negotiation. Other proposals that are being examined at EU include a common European deposit
guarantee scheme and a European bank resolution system. The development of a banking union
will only be effective if it produces greater financial stability and more social certainty for citizens; it
must not be exploited to protect unjustifiable interests in the financial markets.
Future Prospects for Social Europe
It is welcome that the election of French President, François Hollande, has pushed the issue of
growth up the EU agenda and that acceptance is growing among leaders that a one-sided austerity
approach is self-defeating.
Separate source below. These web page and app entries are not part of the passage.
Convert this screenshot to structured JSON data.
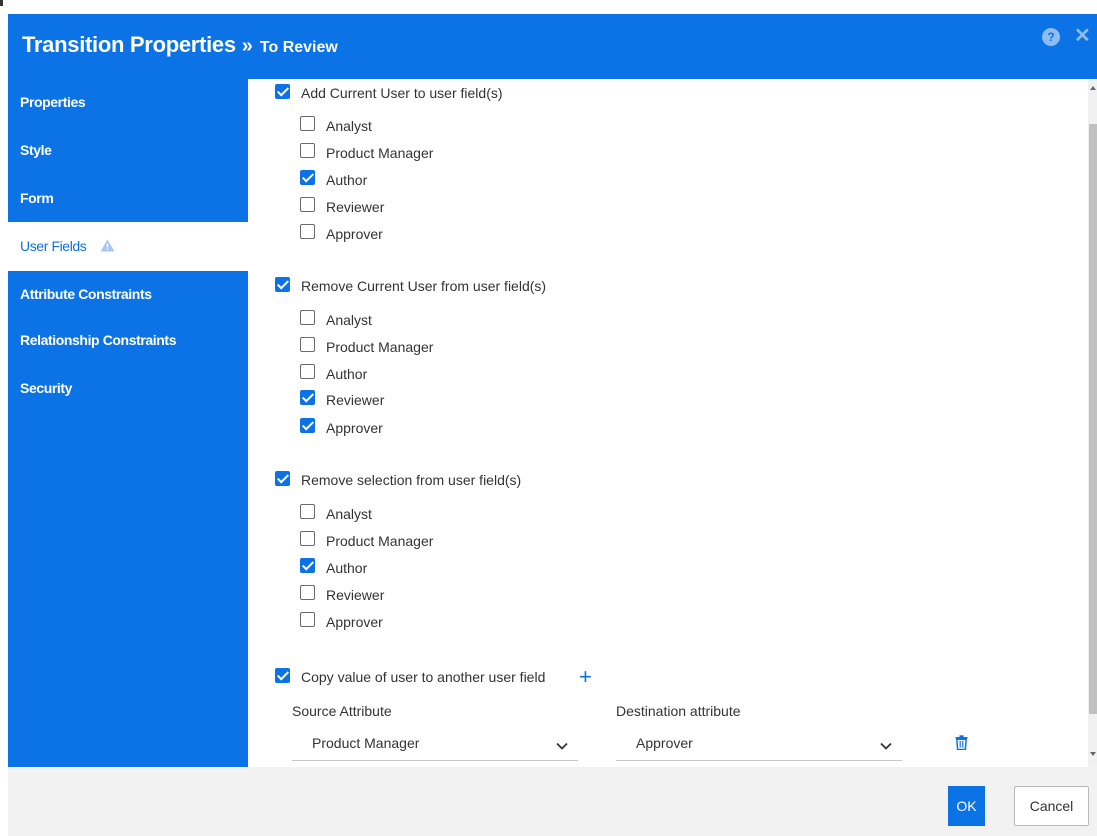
{
  "dialog": {
    "title": "Transition Properties",
    "separator": "»",
    "subtitle": "To Review",
    "help_icon": "question-circle-icon",
    "close_icon": "close-icon",
    "accent_color": "#0b73e6"
  },
  "sidebar": {
    "items": [
      {
        "label": "Properties"
      },
      {
        "label": "Style"
      },
      {
        "label": "Form"
      },
      {
        "label": "User Fields",
        "active": true,
        "icon": "warning-icon"
      },
      {
        "label": "Attribute Constraints"
      },
      {
        "label": "Relationship Constraints"
      },
      {
        "label": "Security"
      }
    ]
  },
  "sections": [
    {
      "label": "Add Current User to user field(s)",
      "checked": true,
      "options": [
        {
          "label": "Analyst",
          "checked": false
        },
        {
          "label": "Product Manager",
          "checked": false
        },
        {
          "label": "Author",
          "checked": true
        },
        {
          "label": "Reviewer",
          "checked": false
        },
        {
          "label": "Approver",
          "checked": false
        }
      ]
    },
    {
      "label": "Remove Current User from user field(s)",
      "checked": true,
      "options": [
        {
          "label": "Analyst",
          "checked": false
        },
        {
          "label": "Product Manager",
          "checked": false
        },
        {
          "label": "Author",
          "checked": false
        },
        {
          "label": "Reviewer",
          "checked": true
        },
        {
          "label": "Approver",
          "checked": true
        }
      ]
    },
    {
      "label": "Remove selection from user field(s)",
      "checked": true,
      "options": [
        {
          "label": "Analyst",
          "checked": false
        },
        {
          "label": "Product Manager",
          "checked": false
        },
        {
          "label": "Author",
          "checked": true
        },
        {
          "label": "Reviewer",
          "checked": false
        },
        {
          "label": "Approver",
          "checked": false
        }
      ]
    }
  ],
  "copy": {
    "label": "Copy value of user to another user field",
    "checked": true,
    "add_icon": "plus-icon",
    "source_label": "Source Attribute",
    "source_value": "Product Manager",
    "destination_label": "Destination attribute",
    "destination_value": "Approver",
    "delete_icon": "trash-icon"
  },
  "footer": {
    "ok_label": "OK",
    "cancel_label": "Cancel"
  }
}
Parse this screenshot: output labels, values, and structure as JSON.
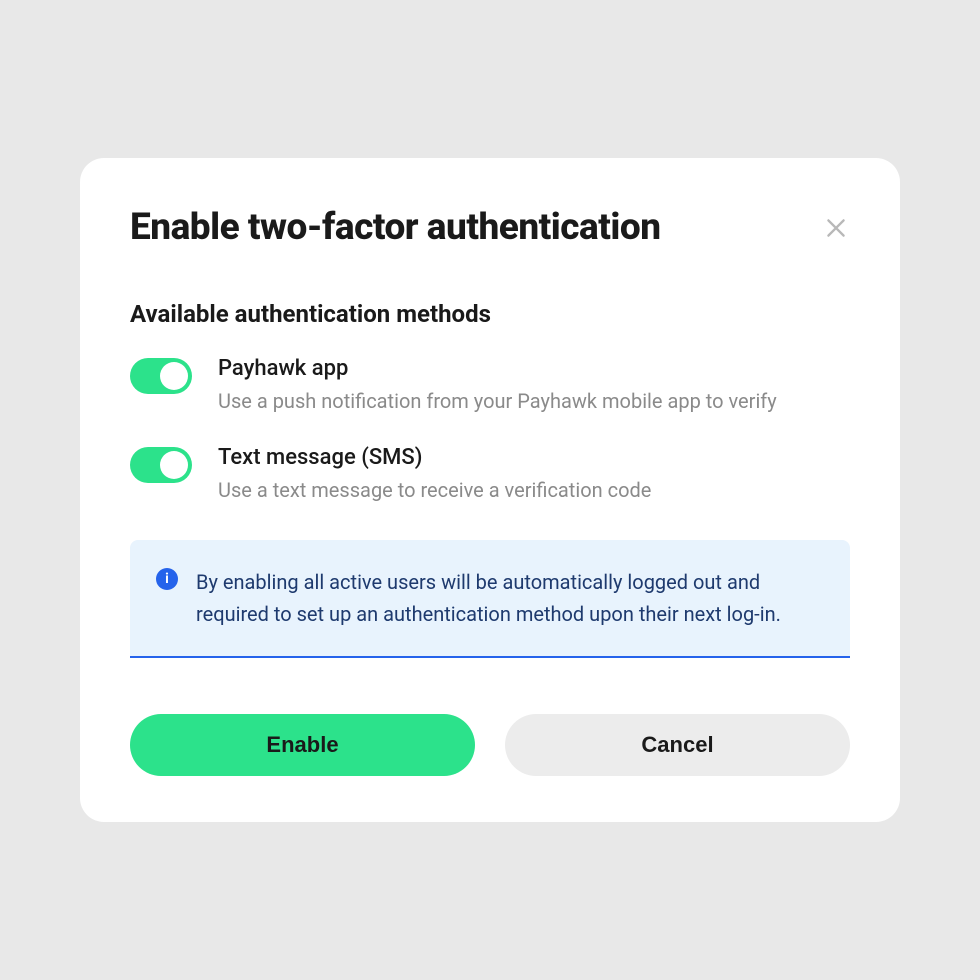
{
  "modal": {
    "title": "Enable two-factor authentication",
    "section_title": "Available authentication methods",
    "methods": [
      {
        "title": "Payhawk app",
        "description": "Use a push notification from your Payhawk mobile app to verify",
        "enabled": true
      },
      {
        "title": "Text message (SMS)",
        "description": "Use a text message to receive a verification code",
        "enabled": true
      }
    ],
    "info_text": "By enabling all active users will be automatically logged out and required to set up an authentication method upon their next log-in.",
    "buttons": {
      "primary": "Enable",
      "secondary": "Cancel"
    }
  },
  "colors": {
    "accent_green": "#2ce28b",
    "info_blue": "#2563eb",
    "info_bg": "#e8f3fd",
    "text_dark": "#1a1a1a",
    "text_muted": "#8a8a8a"
  }
}
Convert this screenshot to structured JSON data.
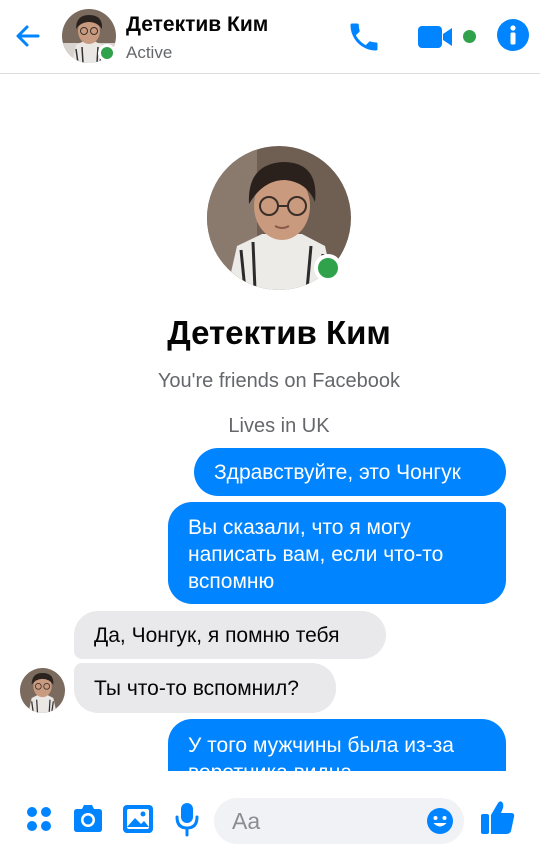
{
  "colors": {
    "accent": "#0084ff",
    "online": "#31a24c",
    "incoming_bubble": "#e9e9eb",
    "muted_text": "#65676b"
  },
  "header": {
    "back_icon": "arrow-left-icon",
    "contact_name": "Детектив Ким",
    "status": "Active",
    "actions": [
      "phone-icon",
      "video-camera-icon",
      "info-icon"
    ]
  },
  "profile": {
    "name": "Детектив Ким",
    "friends_note": "You're friends on Facebook",
    "location": "Lives in UK"
  },
  "messages": [
    {
      "from": "me",
      "text": "Здравствуйте, это Чонгук"
    },
    {
      "from": "me",
      "text": "Вы сказали, что я могу написать вам, если что-то вспомню"
    },
    {
      "from": "contact",
      "text": "Да, Чонгук, я помню тебя"
    },
    {
      "from": "contact",
      "text": "Ты что-то вспомнил?"
    },
    {
      "from": "me",
      "text": "У того мужчины была из-за воротника видна"
    }
  ],
  "composer": {
    "placeholder": "Aa",
    "icons": [
      "menu-dots-icon",
      "camera-icon",
      "image-icon",
      "microphone-icon",
      "emoji-icon",
      "thumbs-up-icon"
    ]
  }
}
Tackling the unemployment crisis across Europe is a vital social
imperative for the continent. The €120 billion stimulus package agreed at the latest European
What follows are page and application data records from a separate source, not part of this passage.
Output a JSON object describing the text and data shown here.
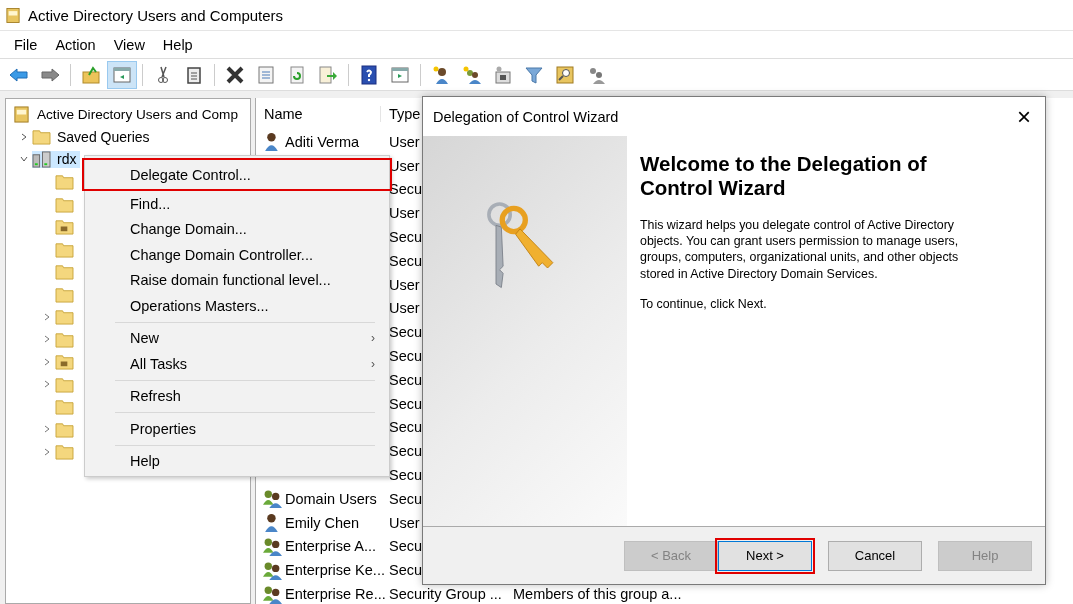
{
  "window": {
    "title": "Active Directory Users and Computers"
  },
  "menu_bar": [
    "File",
    "Action",
    "View",
    "Help"
  ],
  "toolbar": {
    "console_tree_pressed": true
  },
  "tree": [
    {
      "label": "Active Directory Users and Comp",
      "kind": "root",
      "selected": false,
      "children": [
        {
          "label": "Saved Queries",
          "kind": "folder",
          "expandable": true,
          "expanded": false,
          "selected": false
        },
        {
          "label": "rdx",
          "kind": "domain",
          "expandable": true,
          "expanded": true,
          "selected": true,
          "children": [
            {
              "kind": "folder",
              "expandable": false
            },
            {
              "kind": "folder",
              "expandable": false
            },
            {
              "kind": "special",
              "expandable": false
            },
            {
              "kind": "folder",
              "expandable": false
            },
            {
              "kind": "folder",
              "expandable": false
            },
            {
              "kind": "folder",
              "expandable": false
            },
            {
              "kind": "folder",
              "expandable": true
            },
            {
              "kind": "folder",
              "expandable": true
            },
            {
              "kind": "special",
              "expandable": true
            },
            {
              "kind": "folder",
              "expandable": true
            },
            {
              "kind": "folder",
              "expandable": false
            },
            {
              "kind": "folder",
              "expandable": true
            },
            {
              "kind": "folder",
              "expandable": true
            }
          ]
        }
      ]
    }
  ],
  "list": {
    "columns": [
      "Name",
      "Type"
    ],
    "rows": [
      {
        "name": "Aditi Verma",
        "kind": "user",
        "type": "User"
      },
      {
        "type": "User"
      },
      {
        "type": "Secu"
      },
      {
        "type": "User"
      },
      {
        "type": "Secu"
      },
      {
        "type": "Secu"
      },
      {
        "type": "User"
      },
      {
        "type": "User"
      },
      {
        "type": "Secu"
      },
      {
        "type": "Secu"
      },
      {
        "type": "Secu"
      },
      {
        "type": "Secu"
      },
      {
        "type": "Secu"
      },
      {
        "type": "Secu"
      },
      {
        "type": "Secu"
      },
      {
        "name": "Domain Users",
        "kind": "group",
        "type": "Secu"
      },
      {
        "name": "Emily Chen",
        "kind": "user",
        "type": "User"
      },
      {
        "name": "Enterprise A...",
        "kind": "group",
        "type": "Secu"
      },
      {
        "name": "Enterprise Ke...",
        "kind": "group",
        "type": "Secu"
      },
      {
        "name": "Enterprise Re...",
        "kind": "group",
        "type": "Security Group ...",
        "description": "Members of this group a..."
      }
    ]
  },
  "context_menu": {
    "groups": [
      [
        {
          "label": "Delegate Control...",
          "highlighted": true
        },
        {
          "label": "Find...",
          "highlighted": false
        },
        {
          "label": "Change Domain...",
          "highlighted": false
        },
        {
          "label": "Change Domain Controller...",
          "highlighted": false
        },
        {
          "label": "Raise domain functional level...",
          "highlighted": false
        },
        {
          "label": "Operations Masters...",
          "highlighted": false
        }
      ],
      [
        {
          "label": "New",
          "submenu": "›",
          "highlighted": false
        },
        {
          "label": "All Tasks",
          "submenu": "›",
          "highlighted": false
        }
      ],
      [
        {
          "label": "Refresh",
          "highlighted": false
        }
      ],
      [
        {
          "label": "Properties",
          "highlighted": false
        }
      ],
      [
        {
          "label": "Help",
          "highlighted": false
        }
      ]
    ]
  },
  "dialog": {
    "title": "Delegation of Control Wizard",
    "close": "×",
    "heading": "Welcome to the Delegation of Control Wizard",
    "paragraphs": [
      "This wizard helps you delegate control of Active Directory objects. You can grant users permission to manage users, groups, computers, organizational units, and other objects stored in Active Directory Domain Services.",
      "To continue, click Next."
    ],
    "buttons": [
      {
        "label": "< Back",
        "disabled": true,
        "highlighted": false
      },
      {
        "label": "Next >",
        "disabled": false,
        "highlighted": true
      },
      {
        "label": "Cancel",
        "disabled": false,
        "highlighted": false
      },
      {
        "label": "Help",
        "disabled": true,
        "highlighted": false
      }
    ]
  }
}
Summit on 28-29th June is significant, particularly the decision to increase the lending capacity of the
European Investment Bank by about €60 billion through a capital injection of €10 billion and the
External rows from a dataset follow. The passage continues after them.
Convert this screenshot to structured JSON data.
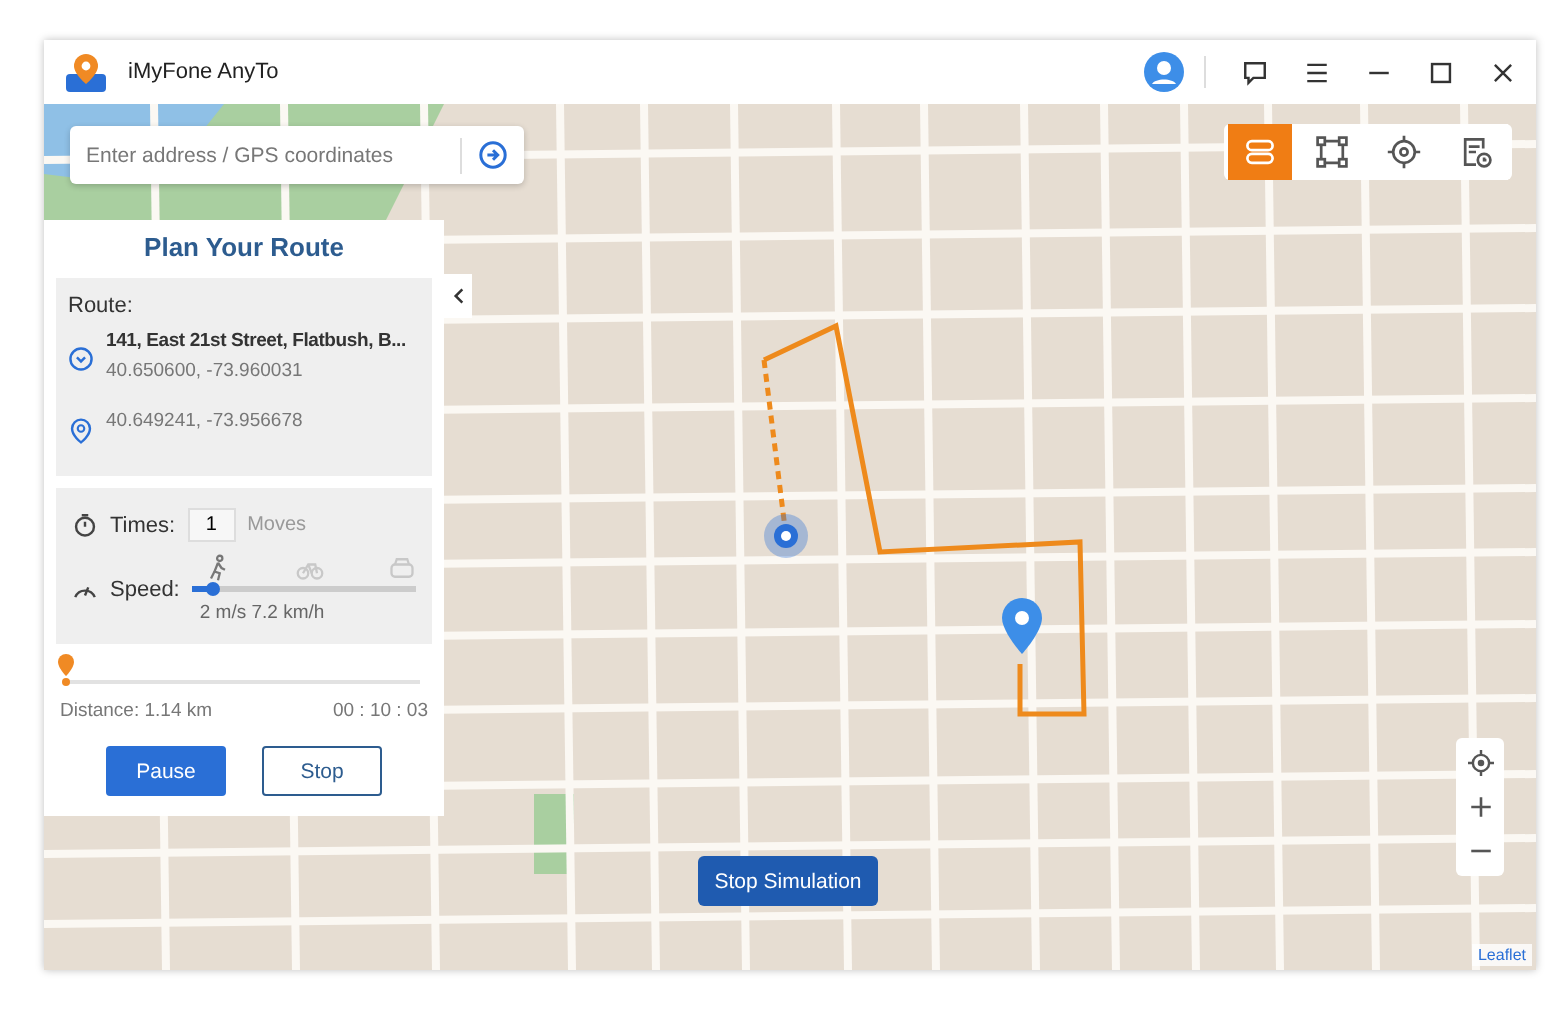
{
  "app": {
    "title": "iMyFone AnyTo"
  },
  "search": {
    "placeholder": "Enter address / GPS coordinates"
  },
  "map_modes": [
    {
      "kind": "route",
      "selected": true
    },
    {
      "kind": "points",
      "selected": false
    },
    {
      "kind": "target",
      "selected": false
    },
    {
      "kind": "history",
      "selected": false
    }
  ],
  "panel": {
    "title": "Plan Your Route",
    "route_label": "Route:",
    "stops": [
      {
        "kind": "start",
        "name": "141, East 21st Street, Flatbush, B...",
        "coords": "40.650600, -73.960031"
      },
      {
        "kind": "end",
        "coords": "40.649241, -73.956678"
      }
    ],
    "times_label": "Times:",
    "times_value": "1",
    "times_unit": "Moves",
    "speed_label": "Speed:",
    "speed_modes": [
      {
        "kind": "walk",
        "selected": true
      },
      {
        "kind": "bike",
        "selected": false
      },
      {
        "kind": "car",
        "selected": false
      }
    ],
    "speed": {
      "level": 0.1,
      "reading": "2 m/s 7.2 km/h"
    },
    "progress": {
      "level": 0
    },
    "distance": "Distance: 1.14 km",
    "elapsed": "00 : 10 : 03",
    "buttons": [
      {
        "label": "Pause",
        "kind": "primary"
      },
      {
        "label": "Stop",
        "kind": "secondary"
      }
    ]
  },
  "map": {
    "stop_button": "Stop Simulation",
    "attribution": "Leaflet"
  }
}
investment of €5 billion in project bonds. The use of €55 billion from unspent structural funds will
be helpful although additional funding would have been an extra boost.
Action is required domestically to stimulate growth. SIPTU and the Irish Congress of Trade Unions
(ICTU) have put forward an investment plan worth €3 billion each year for the next three years,
which would be kept off the State’s balance sheet where possible. It is encouraging that the
government has examined the proposal and is working to advance a stimulus plan. What matters is
that the initiative is of a scale commensurate with tackling the problems facing the country.
It is encouraging that the policy direction in Europe is shifting, at least to some degree, towards
growth. The March Social Summit focused on measures to promote growth and jobs, with particular
attention on youth unemployment, the need to invest in education and training and financing for
SMEs. The ETUC reiterated its call for a European stimulus plan to generate quality jobs based on a
renewed European industrial strategy and re-emphasised that the recipe of wage moderation/cuts
and the erosion of job security is not working.
Europe’s social model remains under pressure. While the European Growth Survey 2012 may signal
some shift towards acknowledging the importance of “growth-friendly expenditure, such as
education, research, innovation and energy”, the ETUC detects little change in the overall message
of fiscal austerity. Similarly, the economic guidelines issued by Finance Ministers on 22 June 2012 to
Euro Zone countries include a recommendation to “Implement structural reforms, which also
promote flexible wage adjustments…”. The ETUC will continue to promote a model for recovery
based on sustainable growth, quality jobs and fair wages in a new Social Charter. Parties of the left
can play an important role in supporting this effort at national and EU level.
Loraine Mulligan, Vice President of the ETUC Youth Committee
ETUC Resolution 5-6 June 2012 – ‘A Social Compact for Europe’
The Athens Manifesto, ETUC, 2011 - 2014
The crisis and national labour law reforms: a mapping exercise, ETUI
Trade Union Memorandum to the Spanish presidency, January – June 2010, ETUC.
Annual Growth Survey 2012, European Commission
ETUC Resolution (Investing for growth and jobs – ETUC reaction to the Annual Growth Survey 2012)
“Whither Europe? Looking ahead to the future of Social Europe”, speech by Bernadette Segol,
General Secretary of the ETUC
ETUC Declaration on the “Treaty on stability, coordination and governance in the economic and
monetary union”, 25 January 2012
ETUC Proposal for a ‘Social Progress’ Protocol
Tripartite Social Summit: for an investment policy to create decent jobs, ETUC, 1 March 2012
The European Social Model, ETUC briefing
Economic Crisis in Europe: Causes, Consequences and Responses, Directorate General for Economic
and Financial Affairs, European Commission, 2009.
Delivering Growth & Jobs – Funding a major new investment programme for Ireland, ICTU, May
EU Employment and Social Situation, Quarterly Review, June 2012, European Commission
‘Towards a genuine economic and monetary union’, Report by President of the European Council,
Herman Van Rompuy, 26 June 2012